BMW adds a new performance model to its 1 Series range.
Standard equipment on 128ti:
18in alloy wheels, LED headlights, multi-function leather steering wheel, electric folding exterior mirrors with anti-dazzle, automatically dimming rear-view mirror, front and rear park distance control, ambient lighting, cruise control with braking function, automatic two-zone air conditioning, heated front seats, 8.8in central control display, 5.7in analogue instrument display, intelligent voice assistant, two USB connections, Apple Carplay connectivity, BMW Connected Package Professional
When BMW announced that its latest-generation 1 Series lower-medium hatch would be switching to a front-wheel drive layout, it was a potential point of controversy for enthusiasts. While front-wheel drive has long been the default choice for family cars thanks to its major packaging advantages, rear-wheel drive cars, such as the previous 1 Series, are still often seen as having inherently better dynamics. Of course, for most hatchback drivers this is a fairly unimportant consideration and it's still perfectly possible to make a front-wheel drive car handle very well indeed, as was being proved by lots of other models on the market for many years before BMW became the latest brand to make the switch. But might the loss of that rear-driven USP be more keenly felt when it comes to a performance model?

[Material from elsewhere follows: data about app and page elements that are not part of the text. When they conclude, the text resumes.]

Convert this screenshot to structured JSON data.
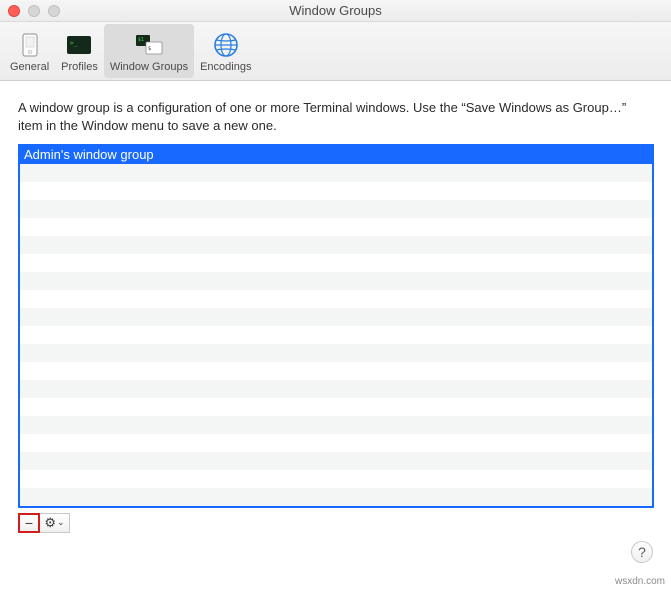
{
  "window": {
    "title": "Window Groups"
  },
  "toolbar": {
    "items": [
      {
        "label": "General"
      },
      {
        "label": "Profiles"
      },
      {
        "label": "Window Groups"
      },
      {
        "label": "Encodings"
      }
    ]
  },
  "description": "A window group is a configuration of one or more Terminal windows. Use the “Save Windows as Group…” item in the Window menu to save a new one.",
  "list": {
    "items": [
      "Admin's window group"
    ],
    "selected_index": 0,
    "visible_rows": 20
  },
  "footer": {
    "remove_symbol": "−",
    "action_symbol": "⚙",
    "dropdown_symbol": "⌄",
    "help_symbol": "?"
  },
  "watermark": "wsxdn.com"
}
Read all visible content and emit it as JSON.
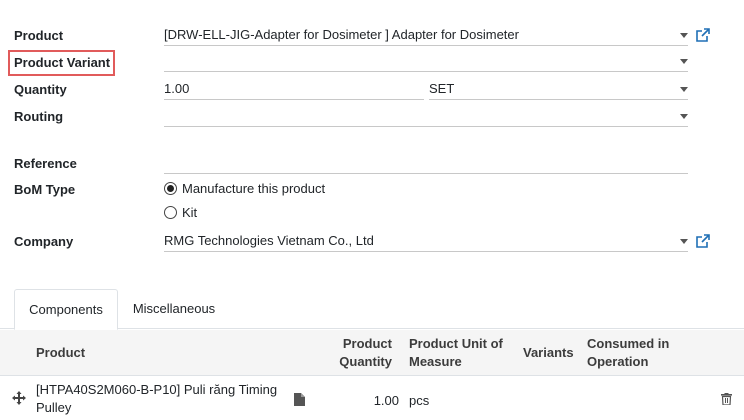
{
  "form": {
    "product_label": "Product",
    "product_value": "[DRW-ELL-JIG-Adapter for Dosimeter ] Adapter for Dosimeter",
    "variant_label": "Product Variant",
    "variant_value": "",
    "quantity_label": "Quantity",
    "quantity_value": "1.00",
    "uom_value": "SET",
    "routing_label": "Routing",
    "routing_value": "",
    "reference_label": "Reference",
    "reference_value": "",
    "bomtype_label": "BoM Type",
    "bomtype_option1": "Manufacture this product",
    "bomtype_option2": "Kit",
    "company_label": "Company",
    "company_value": "RMG Technologies Vietnam Co., Ltd"
  },
  "tabs": {
    "components": "Components",
    "misc": "Miscellaneous"
  },
  "table": {
    "headers": {
      "product": "Product",
      "qty_line1": "Product",
      "qty_line2": "Quantity",
      "uom_line1": "Product Unit of",
      "uom_line2": "Measure",
      "variants": "Variants",
      "consumed_line1": "Consumed in",
      "consumed_line2": "Operation"
    },
    "rows": [
      {
        "product_line1": "[HTPA40S2M060-B-P10] Puli răng Timing",
        "product_line2": "Pulley",
        "quantity": "1.00",
        "uom": "pcs"
      }
    ]
  },
  "colors": {
    "highlight": "#e15b5b",
    "link_icon": "#1f6fb5"
  }
}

To find out, we took the wheel of the car tested here, the 128ti. Despite the apparently unassuming name (though the ti badge is a nod to historic performance BMWs) it is in fact a hot hatch rival for the likes of the Volkswagen Golf GTI, although it does slot into the 1 Series range beneath the more-powerful (and four-wheel drive) M135 variant.
The 128ti features a 2.0-litre petrol engine that sends 265hp through the front wheels via an eight-speed automatic gearbox. Officially, that's good for 0-62mph in just over six seconds and from behind the wheel acceleration is certainly impressive, while the gearbox is a smooth and willing accomplice.
As for the rest of the driving experience, well if front-wheel drive is truly an inferior dynamic option then nobody told BMW's engineers, who have made good use of tools such as lowered suspension, a mechanical limited-slip differential and several electronic control systems. The chassis is superbly well balanced and feels completely neutral on turn-in, with no hint of understeer - in fact, an unwitting driver might easily believe this was a four-wheel drive car thanks to the excellent level of grip on offer. It's as if you can corner at whatever speed you like, and it would take an extremely foolhardy driver to exceed the car's dynamic limits. The steering feels weighty and accurate, but then lightens up when comfort mode is chosen from the selectable drive modes for easier town driving. The only potential sticking point is a firm ride even by hot hatch standards, meaning you are jiggled about quite a bit on poorly-surfaced roads, but keen drivers will likely see this as a small price to pay for the outstanding handling.
The 128ti's exterior appearance is based on the regular M Sport equipment grade but with additions such as a black radiator grille, dual black chrome tailpipe, and 'ti' side sill graphics (the latter can be deleted on request). Inside, great-looking red leather seats are available as an option, while seatbelts with BMW M striping are a fun feature.
As with the regular 1 Series, the 128ti features BMW's excellent iDrive infotainment system, with its rotary controller that simplifies operation on the move, and there's a great fit and feel to the driving controls.
Although a driver considering this sort of model as a perk car will clearly not be chiefly motivated by tax, it is still notable that the 128ti's official CO2 emissions of 158g/km mean it drops into the 35% BIK band. Other similarly-powered hatches such as the Golf GTI, Cupra Leon and Ford Focus ST all fall into higher brackets (though the VW Group models are also available as BIK-friendly PHEVs). Stronger predicted residual values also help the BMW work out cheaper than the VW and Ford on a cost-per-mile basis.